Filter the records below down to lines containing "design".

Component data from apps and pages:
-*-
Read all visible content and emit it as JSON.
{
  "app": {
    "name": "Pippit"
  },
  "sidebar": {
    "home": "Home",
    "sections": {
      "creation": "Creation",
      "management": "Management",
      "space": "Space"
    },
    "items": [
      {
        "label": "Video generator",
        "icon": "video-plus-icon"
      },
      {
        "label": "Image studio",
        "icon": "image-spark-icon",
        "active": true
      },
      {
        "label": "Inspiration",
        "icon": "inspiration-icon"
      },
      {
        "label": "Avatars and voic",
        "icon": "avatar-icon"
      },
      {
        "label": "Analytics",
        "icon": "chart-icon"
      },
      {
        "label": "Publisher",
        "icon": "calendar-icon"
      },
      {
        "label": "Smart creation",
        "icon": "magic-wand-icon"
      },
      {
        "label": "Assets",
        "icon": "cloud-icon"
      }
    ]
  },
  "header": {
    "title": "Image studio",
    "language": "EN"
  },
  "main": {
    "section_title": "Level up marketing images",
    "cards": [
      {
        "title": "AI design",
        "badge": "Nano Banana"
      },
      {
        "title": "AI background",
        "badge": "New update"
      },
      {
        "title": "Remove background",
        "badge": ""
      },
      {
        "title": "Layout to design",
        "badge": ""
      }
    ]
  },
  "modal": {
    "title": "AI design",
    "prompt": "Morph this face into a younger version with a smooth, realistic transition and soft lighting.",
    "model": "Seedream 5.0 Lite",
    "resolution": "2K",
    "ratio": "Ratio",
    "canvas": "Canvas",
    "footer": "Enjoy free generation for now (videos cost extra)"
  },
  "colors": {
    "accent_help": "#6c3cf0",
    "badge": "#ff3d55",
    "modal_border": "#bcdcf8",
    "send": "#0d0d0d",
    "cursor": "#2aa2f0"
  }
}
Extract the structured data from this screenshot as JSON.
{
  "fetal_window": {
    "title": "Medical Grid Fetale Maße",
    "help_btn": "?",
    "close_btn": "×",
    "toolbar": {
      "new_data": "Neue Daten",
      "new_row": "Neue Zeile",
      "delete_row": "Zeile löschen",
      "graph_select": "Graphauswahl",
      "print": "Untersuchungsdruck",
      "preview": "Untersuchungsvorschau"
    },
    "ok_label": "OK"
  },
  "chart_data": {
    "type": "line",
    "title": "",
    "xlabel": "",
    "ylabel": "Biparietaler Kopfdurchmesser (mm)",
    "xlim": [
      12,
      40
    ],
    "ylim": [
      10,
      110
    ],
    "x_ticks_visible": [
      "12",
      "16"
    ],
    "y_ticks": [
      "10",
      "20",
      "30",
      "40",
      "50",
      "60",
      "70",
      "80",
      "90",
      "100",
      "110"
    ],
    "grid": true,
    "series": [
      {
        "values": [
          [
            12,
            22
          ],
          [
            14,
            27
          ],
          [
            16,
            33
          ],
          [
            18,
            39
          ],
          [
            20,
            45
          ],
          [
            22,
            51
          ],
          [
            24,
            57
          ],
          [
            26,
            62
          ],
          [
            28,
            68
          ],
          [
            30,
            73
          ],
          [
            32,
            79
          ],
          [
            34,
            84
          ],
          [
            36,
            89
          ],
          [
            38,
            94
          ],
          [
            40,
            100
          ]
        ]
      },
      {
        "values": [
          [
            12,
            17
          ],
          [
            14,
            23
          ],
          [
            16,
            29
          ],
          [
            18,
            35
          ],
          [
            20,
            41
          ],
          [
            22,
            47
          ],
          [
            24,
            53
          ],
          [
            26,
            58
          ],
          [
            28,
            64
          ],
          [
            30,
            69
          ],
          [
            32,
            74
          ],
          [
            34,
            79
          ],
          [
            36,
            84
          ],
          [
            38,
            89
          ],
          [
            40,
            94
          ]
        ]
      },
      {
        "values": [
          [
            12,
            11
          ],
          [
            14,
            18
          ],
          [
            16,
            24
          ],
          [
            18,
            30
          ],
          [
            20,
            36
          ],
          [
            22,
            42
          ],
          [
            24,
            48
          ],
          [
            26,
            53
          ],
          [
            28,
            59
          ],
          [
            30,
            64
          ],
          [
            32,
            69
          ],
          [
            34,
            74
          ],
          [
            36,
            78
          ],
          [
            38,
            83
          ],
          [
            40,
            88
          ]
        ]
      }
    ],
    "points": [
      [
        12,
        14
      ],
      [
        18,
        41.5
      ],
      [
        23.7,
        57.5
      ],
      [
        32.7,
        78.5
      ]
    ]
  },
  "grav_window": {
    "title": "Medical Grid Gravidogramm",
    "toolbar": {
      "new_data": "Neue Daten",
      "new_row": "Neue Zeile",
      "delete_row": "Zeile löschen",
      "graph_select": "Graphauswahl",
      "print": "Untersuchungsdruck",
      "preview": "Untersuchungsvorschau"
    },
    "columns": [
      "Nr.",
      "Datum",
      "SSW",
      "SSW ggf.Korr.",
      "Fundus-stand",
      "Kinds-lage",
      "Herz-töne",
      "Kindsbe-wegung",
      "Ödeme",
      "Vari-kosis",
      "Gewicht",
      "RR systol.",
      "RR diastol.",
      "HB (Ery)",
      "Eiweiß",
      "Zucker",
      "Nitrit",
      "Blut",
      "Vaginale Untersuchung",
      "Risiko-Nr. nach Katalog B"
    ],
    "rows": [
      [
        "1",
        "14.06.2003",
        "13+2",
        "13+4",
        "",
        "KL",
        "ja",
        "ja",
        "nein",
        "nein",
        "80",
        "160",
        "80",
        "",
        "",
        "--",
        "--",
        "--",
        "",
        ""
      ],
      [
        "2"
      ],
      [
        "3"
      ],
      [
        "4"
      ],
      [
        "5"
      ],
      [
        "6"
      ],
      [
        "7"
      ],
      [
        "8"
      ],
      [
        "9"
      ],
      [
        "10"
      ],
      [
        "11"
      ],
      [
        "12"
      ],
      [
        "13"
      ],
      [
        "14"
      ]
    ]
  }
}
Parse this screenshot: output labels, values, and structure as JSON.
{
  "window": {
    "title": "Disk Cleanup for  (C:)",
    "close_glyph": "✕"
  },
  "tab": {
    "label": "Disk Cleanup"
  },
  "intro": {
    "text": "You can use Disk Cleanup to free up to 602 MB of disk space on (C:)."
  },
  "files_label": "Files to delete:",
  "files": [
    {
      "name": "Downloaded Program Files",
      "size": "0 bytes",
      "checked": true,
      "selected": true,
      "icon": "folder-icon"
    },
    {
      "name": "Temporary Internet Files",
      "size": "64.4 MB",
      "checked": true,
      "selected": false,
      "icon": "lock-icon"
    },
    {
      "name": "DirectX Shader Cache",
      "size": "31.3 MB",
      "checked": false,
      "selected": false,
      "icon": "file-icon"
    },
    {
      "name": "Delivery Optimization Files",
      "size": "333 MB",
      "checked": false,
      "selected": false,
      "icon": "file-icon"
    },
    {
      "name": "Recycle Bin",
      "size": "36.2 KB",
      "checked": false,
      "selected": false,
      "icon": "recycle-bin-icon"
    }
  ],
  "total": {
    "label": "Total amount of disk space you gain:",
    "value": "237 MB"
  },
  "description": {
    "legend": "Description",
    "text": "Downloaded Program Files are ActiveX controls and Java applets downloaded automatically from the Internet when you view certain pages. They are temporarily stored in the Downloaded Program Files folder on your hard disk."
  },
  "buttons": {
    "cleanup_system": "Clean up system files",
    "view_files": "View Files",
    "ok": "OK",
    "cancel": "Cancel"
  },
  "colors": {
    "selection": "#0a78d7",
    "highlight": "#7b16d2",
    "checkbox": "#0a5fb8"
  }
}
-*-
[Answer area]
        "title": "AI design",
        "title": "Layout to design",
    "title": "AI design",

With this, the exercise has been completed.